Canoe safaris can be arranged to be of 4 or 5 days duration or be a shorter experience enjoyed ...read more
Canoe safaris can be arranged to be of 4 or 5 days duration or be a shorter experience enjoyed whilst staying in a camp on the edge of the Zambezi River. All trips are led by a pro guide with experience of that stretch of the river.
Walking safaris between authentic bushcamps in remote locations of The South Luangwa are second to ...read more
Walking safaris between authentic bushcamps in remote locations of The South Luangwa are second to none. You will be accompanied by your professional safari guide and an armed wildlife ranger or “Scout” as they are called in Zambia.
The Luangwa River is one of the major tributaries of the Zambezi River, flooding in the rainy ...read more
The Luangwa River is one of the major tributaries of the Zambezi River, flooding in the rainy season, but by the end of September the hippos congregate in huge pods of hundreds, jostling for a patch of precious water.
Big 5 Safaris Founder and Managing Director, Kevin Collins catching a Tiger Fish. Doing so on fly ...read more
Big 5 Safaris Founder and Managing Director, Kevin Collins catching a Tiger Fish. Doing so on fly is widely considered to be the pinnacle of freshwater fly fishing and the opportunity to do so on the Zambezi should not be missed – strictly catch and release of course!
Liuwa Plains is unique in that it is home to the second largest wildebeest migration in Africa ...read more
Liuwa Plains is unique in that it is home to the second largest wildebeest migration in Africa offering spectacular sights of thousands of animals. It’s the location of recent BBC footage of a wild dog hunt.
A microlight flight offers a thrilling aerial perspective on the wildlife of Zambia's South Luangwa ...read more
A microlight flight offers a thrilling aerial perspective on the wildlife of Zambia’s South Luangwa National Park. The owner of Remote Africa Safaris will take you up during your stay at the remote Tafika Camp.

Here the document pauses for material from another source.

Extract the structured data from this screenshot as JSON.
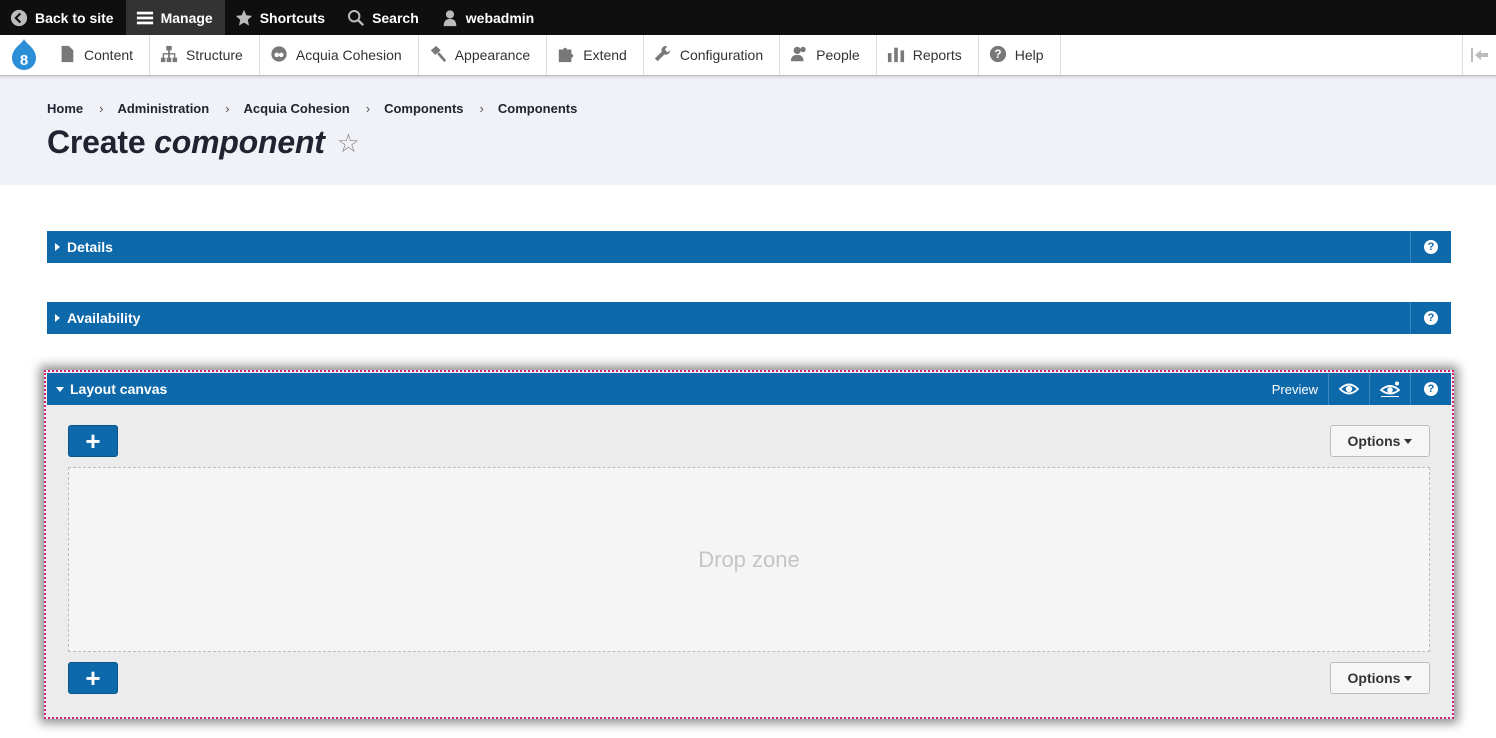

The South Luangwa is known as the “valley of the leopard” earning this name for its large ...read more
The South Luangwa is known as the “valley of the leopard” earning this name for its large concentrations of this reclusive creature and on a 2 or 3 night stay practically guarantees great leopard sightings.
Sleep outs in the south Luangwa are outstanding whether it be in a riverside tree-house or in a dry ...read more
Sleep outs in the south Luangwa are outstanding whether it be in a riverside tree-house or in a dry river bed with simply a bedroll and mosquito net between you, the stars and the wildlife!
Zambian hospitality in the camp is superb at the best of times, but going one step beyond you might ...read more
Zambian hospitality in the camp is superb at the best of times, but going one step beyond you might find yourselves lucky enough to enjoy a freshly cooked breakfast in the middle of the bush.
Experience the Flight of Angels with breathtaking views of the Victoria Falls, Batoka Gorge, the ...read more
Experience the Flight of Angels with breathtaking views of the Victoria Falls, Batoka Gorge, the Zambezi River and the Mosi-oa-Tunya National Park. A thrilling way to see Victoria Falls.